- _Information provided_
____________________

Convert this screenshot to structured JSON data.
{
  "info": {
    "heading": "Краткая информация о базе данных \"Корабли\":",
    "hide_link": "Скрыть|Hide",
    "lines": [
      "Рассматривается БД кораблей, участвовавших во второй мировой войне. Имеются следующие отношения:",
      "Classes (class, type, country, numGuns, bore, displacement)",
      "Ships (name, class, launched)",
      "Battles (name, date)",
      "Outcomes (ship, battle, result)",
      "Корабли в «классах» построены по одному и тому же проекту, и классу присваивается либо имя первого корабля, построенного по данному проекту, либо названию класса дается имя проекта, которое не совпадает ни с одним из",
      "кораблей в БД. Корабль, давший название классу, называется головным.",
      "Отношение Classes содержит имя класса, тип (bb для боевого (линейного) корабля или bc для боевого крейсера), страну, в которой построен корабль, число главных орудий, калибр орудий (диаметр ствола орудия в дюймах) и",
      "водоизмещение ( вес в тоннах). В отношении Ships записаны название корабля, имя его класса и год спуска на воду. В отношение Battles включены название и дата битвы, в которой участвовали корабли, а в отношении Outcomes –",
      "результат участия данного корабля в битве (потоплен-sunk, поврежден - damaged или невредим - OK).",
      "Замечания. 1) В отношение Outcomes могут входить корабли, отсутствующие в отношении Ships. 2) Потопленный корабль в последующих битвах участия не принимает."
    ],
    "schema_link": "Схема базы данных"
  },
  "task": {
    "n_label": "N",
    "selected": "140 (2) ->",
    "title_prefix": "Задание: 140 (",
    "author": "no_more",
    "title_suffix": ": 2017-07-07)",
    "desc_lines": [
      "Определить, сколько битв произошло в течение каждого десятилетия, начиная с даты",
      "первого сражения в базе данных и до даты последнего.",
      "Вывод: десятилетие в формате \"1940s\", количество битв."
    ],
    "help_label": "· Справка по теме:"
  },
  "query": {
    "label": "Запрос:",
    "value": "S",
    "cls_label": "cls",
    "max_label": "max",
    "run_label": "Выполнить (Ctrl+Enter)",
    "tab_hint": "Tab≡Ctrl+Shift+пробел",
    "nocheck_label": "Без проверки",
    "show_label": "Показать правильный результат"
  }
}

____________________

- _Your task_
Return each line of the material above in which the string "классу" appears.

- _Answer area_
      "Корабли в «классах» построены по одному и тому же проекту, и классу присваивается либо имя первого корабля, построенного по данному проекту, либо названию класса дается имя проекта, которое не совпадает ни с одним из",
      "кораблей в БД. Корабль, давший название классу, называется головным.",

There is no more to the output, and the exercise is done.